DIRECTIONS ▸
Omitting all pictures, copy word for word the lines from the line containing "Parse this screenshot: output" through the final line of the entries.
━━ DATA SUPPLIED ━━
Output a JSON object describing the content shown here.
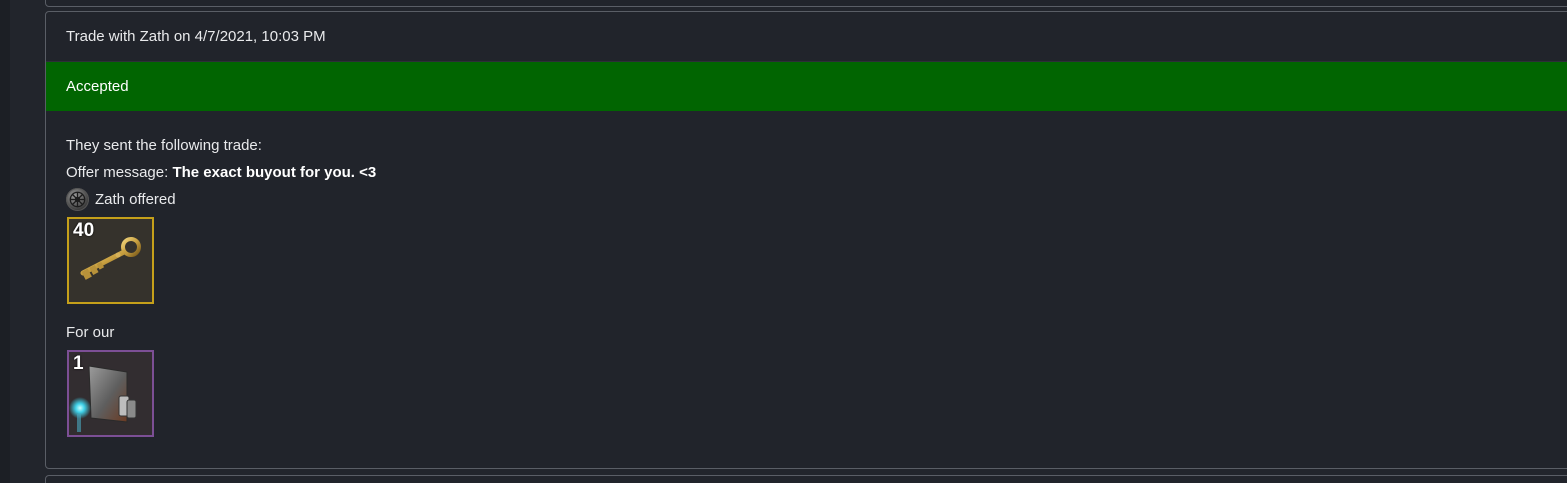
{
  "trade": {
    "title": "Trade with Zath on 4/7/2021, 10:03 PM",
    "status": "Accepted",
    "status_color": "#016501",
    "intro": "They sent the following trade:",
    "offer_label": "Offer message:",
    "offer_message": "The exact buyout for you. <3",
    "partner_offered": "Zath offered",
    "partner_avatar_icon": "empire-emblem-icon",
    "their_items": [
      {
        "quantity": "40",
        "icon": "key-icon",
        "quality_color": "#c5a01a"
      }
    ],
    "for_label": "For our",
    "our_items": [
      {
        "quantity": "1",
        "icon": "war-paint-icon",
        "quality_color": "#7c4f95"
      }
    ]
  }
}
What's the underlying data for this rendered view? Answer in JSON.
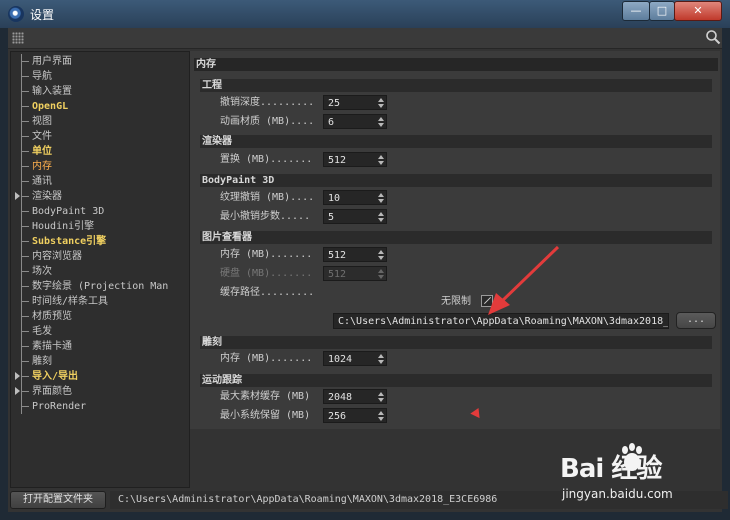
{
  "window": {
    "title": "设置",
    "buttons": {
      "minimize": "—",
      "maximize": "□",
      "close": "✕"
    }
  },
  "sidebar": {
    "items": [
      {
        "label": "用户界面"
      },
      {
        "label": "导航"
      },
      {
        "label": "输入装置"
      },
      {
        "label": "OpenGL"
      },
      {
        "label": "视图"
      },
      {
        "label": "文件"
      },
      {
        "label": "单位"
      },
      {
        "label": "内存"
      },
      {
        "label": "通讯"
      },
      {
        "label": "渲染器"
      },
      {
        "label": "BodyPaint 3D"
      },
      {
        "label": "Houdini引擎"
      },
      {
        "label": "Substance引擎"
      },
      {
        "label": "内容浏览器"
      },
      {
        "label": "场次"
      },
      {
        "label": "数字绘景 (Projection Man"
      },
      {
        "label": "时间线/样条工具"
      },
      {
        "label": "材质预览"
      },
      {
        "label": "毛发"
      },
      {
        "label": "素描卡通"
      },
      {
        "label": "雕刻"
      },
      {
        "label": "导入/导出"
      },
      {
        "label": "界面颜色"
      },
      {
        "label": "ProRender"
      }
    ]
  },
  "main": {
    "title": "内存",
    "groups": {
      "project": {
        "header": "工程",
        "undo_depth_label": "撤销深度.........",
        "undo_depth_value": "25",
        "anim_material_label": "动画材质 (MB)....",
        "anim_material_value": "6"
      },
      "renderer": {
        "header": "渲染器",
        "displace_label": "置换 (MB).......",
        "displace_value": "512"
      },
      "bodypaint": {
        "header": "BodyPaint 3D",
        "texture_undo_label": "纹理撤销 (MB)....",
        "texture_undo_value": "10",
        "min_undo_label": "最小撤销步数.....",
        "min_undo_value": "5"
      },
      "picture_viewer": {
        "header": "图片查看器",
        "memory_label": "内存 (MB).......",
        "memory_value": "512",
        "disk_label": "硬盘 (MB).......",
        "disk_value": "512",
        "unlimited_label": "无限制",
        "cache_path_label": "缓存路径.........",
        "cache_path_value": "C:\\Users\\Administrator\\AppData\\Roaming\\MAXON\\3dmax2018_",
        "browse_label": "..."
      },
      "sculpt": {
        "header": "雕刻",
        "memory_label": "内存 (MB).......",
        "memory_value": "1024"
      },
      "motion_tracking": {
        "header": "运动跟踪",
        "max_footage_label": "最大素材缓存 (MB)",
        "max_footage_value": "2048",
        "min_reserve_label": "最小系统保留 (MB)",
        "min_reserve_value": "256"
      }
    }
  },
  "bottom": {
    "open_config_label": "打开配置文件夹",
    "config_path": "C:\\Users\\Administrator\\AppData\\Roaming\\MAXON\\3dmax2018_E3CE6986"
  },
  "watermark": {
    "logo": "Bai 经验",
    "site": "jingyan.baidu.com"
  },
  "colors": {
    "accent_selected": "#ffb14e",
    "highlight_items": "#f0d060",
    "annotation_arrow": "#e23b3b"
  }
}
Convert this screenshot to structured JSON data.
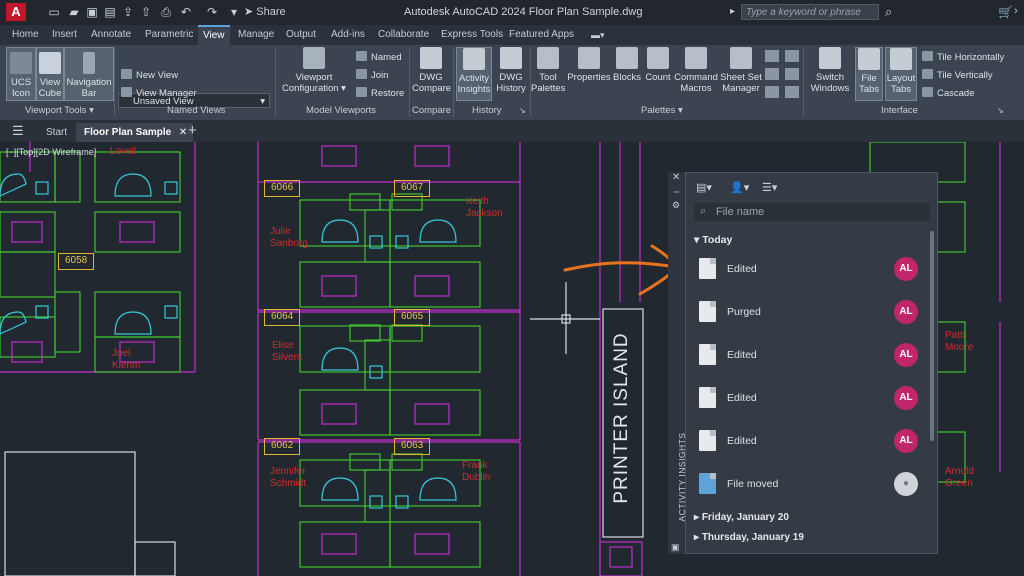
{
  "app": {
    "title": "Autodesk AutoCAD 2024   Floor Plan Sample.dwg",
    "logo": "A",
    "share_label": "Share",
    "search_placeholder": "Type a keyword or phrase"
  },
  "ribbon_tabs": [
    "Home",
    "Insert",
    "Annotate",
    "Parametric",
    "View",
    "Manage",
    "Output",
    "Add-ins",
    "Collaborate",
    "Express Tools",
    "Featured Apps"
  ],
  "active_tab": "View",
  "ribbon": {
    "viewport_tools": {
      "title": "Viewport Tools",
      "ucs_icon": "UCS Icon",
      "view_cube": "View Cube",
      "navigation_bar": "Navigation Bar"
    },
    "named_views": {
      "title": "Named Views",
      "dropdown_value": "Unsaved View",
      "new_view": "New View",
      "view_manager": "View Manager"
    },
    "model_viewports": {
      "title": "Model Viewports",
      "viewport_configuration": "Viewport Configuration",
      "named": "Named",
      "join": "Join",
      "restore": "Restore"
    },
    "compare": {
      "title": "Compare",
      "dwg_compare": "DWG Compare"
    },
    "history": {
      "title": "History",
      "activity_insights": "Activity Insights",
      "dwg_history": "DWG History"
    },
    "palettes": {
      "title": "Palettes",
      "tool_palettes": "Tool Palettes",
      "properties": "Properties",
      "blocks": "Blocks",
      "count": "Count",
      "command_macros": "Command Macros",
      "sheet_set_manager": "Sheet Set Manager"
    },
    "interface": {
      "title": "Interface",
      "switch_windows": "Switch Windows",
      "file_tabs": "File Tabs",
      "layout_tabs": "Layout Tabs",
      "tile_horizontally": "Tile Horizontally",
      "tile_vertically": "Tile Vertically",
      "cascade": "Cascade"
    }
  },
  "doc_tabs": {
    "start": "Start",
    "active": "Floor Plan Sample"
  },
  "viewport_label": "[−][Top][2D Wireframe]",
  "drawing": {
    "rooms": [
      "6066",
      "6067",
      "6058",
      "6064",
      "6065",
      "6062",
      "6063"
    ],
    "people": [
      "Julie\nSanborg",
      "Keith\nJackson",
      "Elise\nSilvers",
      "Joel\nKlenm",
      "Jennifer\nSchmidt",
      "Frank\nDublin",
      "Patti\nMoore",
      "Arnold\nGreen",
      "Lovell"
    ],
    "printer_island": "PRINTER ISLAND"
  },
  "activity_panel": {
    "vertical_title": "ACTIVITY INSIGHTS",
    "filter_placeholder": "File name",
    "sections": {
      "today": "Today",
      "friday": "Friday, January 20",
      "thursday": "Thursday, January 19"
    },
    "items": [
      {
        "label": "Edited",
        "avatar": "AL"
      },
      {
        "label": "Purged",
        "avatar": "AL"
      },
      {
        "label": "Edited",
        "avatar": "AL"
      },
      {
        "label": "Edited",
        "avatar": "AL"
      },
      {
        "label": "Edited",
        "avatar": "AL"
      },
      {
        "label": "File moved",
        "avatar": ""
      }
    ]
  }
}
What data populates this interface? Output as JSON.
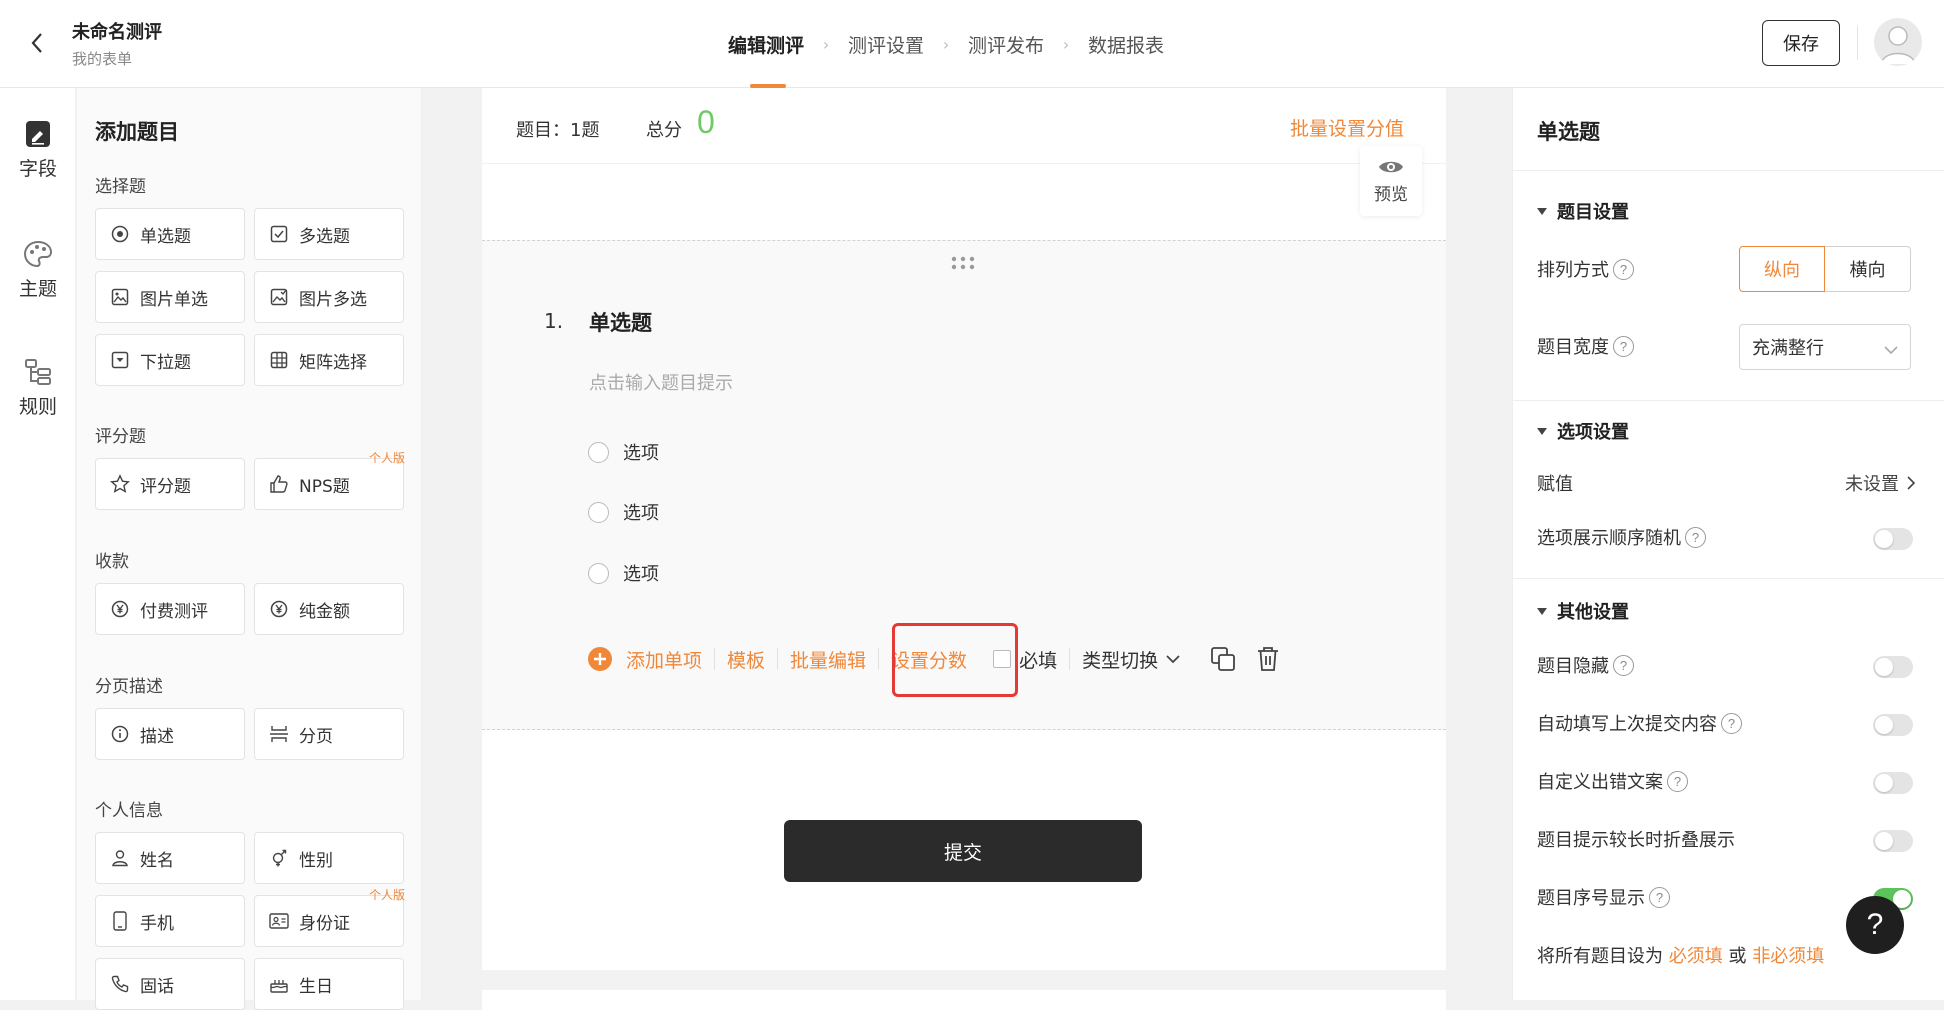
{
  "header": {
    "title": "未命名测评",
    "subtitle": "我的表单",
    "steps": [
      "编辑测评",
      "测评设置",
      "测评发布",
      "数据报表"
    ],
    "save_label": "保存"
  },
  "nav": {
    "items": [
      "字段",
      "主题",
      "规则"
    ]
  },
  "library": {
    "title": "添加题目",
    "groups": {
      "choice": "选择题",
      "rating": "评分题",
      "payment": "收款",
      "page": "分页描述",
      "personal": "个人信息"
    },
    "tiles": {
      "single": "单选题",
      "multi": "多选题",
      "img_single": "图片单选",
      "img_multi": "图片多选",
      "dropdown": "下拉题",
      "matrix": "矩阵选择",
      "rating": "评分题",
      "nps": "NPS题",
      "paid": "付费测评",
      "amount": "纯金额",
      "desc": "描述",
      "pagebreak": "分页",
      "name": "姓名",
      "gender": "性别",
      "phone": "手机",
      "idcard": "身份证",
      "tel": "固话",
      "birthday": "生日"
    },
    "badge": "个人版"
  },
  "canvas": {
    "question_count": "题目：1题",
    "total_label": "总分",
    "total_value": "0",
    "batch_score": "批量设置分值",
    "preview": "预览",
    "question": {
      "number": "1.",
      "title": "单选题",
      "hint": "点击输入题目提示",
      "options": [
        "选项",
        "选项",
        "选项"
      ]
    },
    "actions": {
      "add_option": "添加单项",
      "template": "模板",
      "batch_edit": "批量编辑",
      "set_score": "设置分数",
      "required": "必填",
      "switch_type": "类型切换"
    },
    "submit": "提交"
  },
  "panel": {
    "title": "单选题",
    "sections": {
      "question": "题目设置",
      "options": "选项设置",
      "other": "其他设置"
    },
    "layout_label": "排列方式",
    "layout_options": [
      "纵向",
      "横向"
    ],
    "width_label": "题目宽度",
    "width_value": "充满整行",
    "assign_label": "赋值",
    "assign_value": "未设置",
    "random_label": "选项展示顺序随机",
    "hide_label": "题目隐藏",
    "autofill_label": "自动填写上次提交内容",
    "custom_error_label": "自定义出错文案",
    "fold_label": "题目提示较长时折叠展示",
    "seq_label": "题目序号显示",
    "bottom_prefix": "将所有题目设为",
    "bottom_required": "必须填",
    "bottom_or": "或",
    "bottom_optional": "非必须填"
  },
  "help": "?"
}
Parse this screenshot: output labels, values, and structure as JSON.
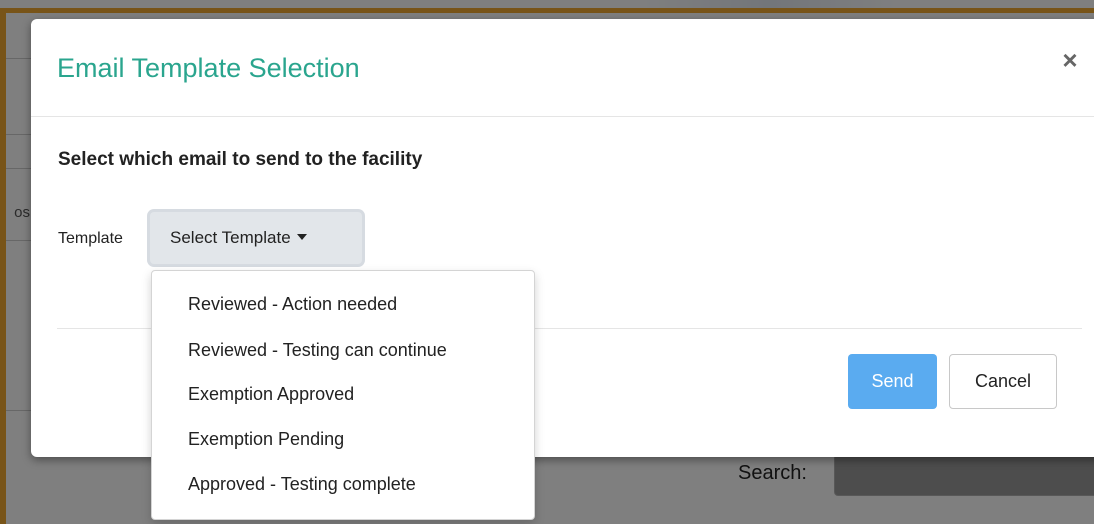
{
  "modal": {
    "title": "Email Template Selection",
    "close_label": "×",
    "subtitle": "Select which email to send to the facility",
    "template_label": "Template",
    "template_button_label": "Select Template",
    "send_label": "Send",
    "cancel_label": "Cancel"
  },
  "dropdown": {
    "items": [
      {
        "label": "Reviewed - Action needed"
      },
      {
        "label": "Reviewed - Testing can continue"
      },
      {
        "label": "Exemption Approved"
      },
      {
        "label": "Exemption Pending"
      },
      {
        "label": "Approved - Testing complete"
      }
    ]
  },
  "background": {
    "partial_text": "os",
    "search_label": "Search:"
  },
  "colors": {
    "title": "#2aa58e",
    "send_button": "#5aabf0",
    "frame_border": "#f0a830"
  }
}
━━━
ANSWER SECTION ▸
Parse this screenshot: output labels, values, and structure as JSON.
{
  "modal": {
    "title": "Email Template Selection",
    "close_label": "×",
    "subtitle": "Select which email to send to the facility",
    "template_label": "Template",
    "template_button_label": "Select Template",
    "send_label": "Send",
    "cancel_label": "Cancel"
  },
  "dropdown": {
    "items": [
      {
        "label": "Reviewed - Action needed"
      },
      {
        "label": "Reviewed - Testing can continue"
      },
      {
        "label": "Exemption Approved"
      },
      {
        "label": "Exemption Pending"
      },
      {
        "label": "Approved - Testing complete"
      }
    ]
  },
  "background": {
    "partial_text": "os",
    "search_label": "Search:"
  },
  "colors": {
    "title": "#2aa58e",
    "send_button": "#5aabf0",
    "frame_border": "#f0a830"
  }
}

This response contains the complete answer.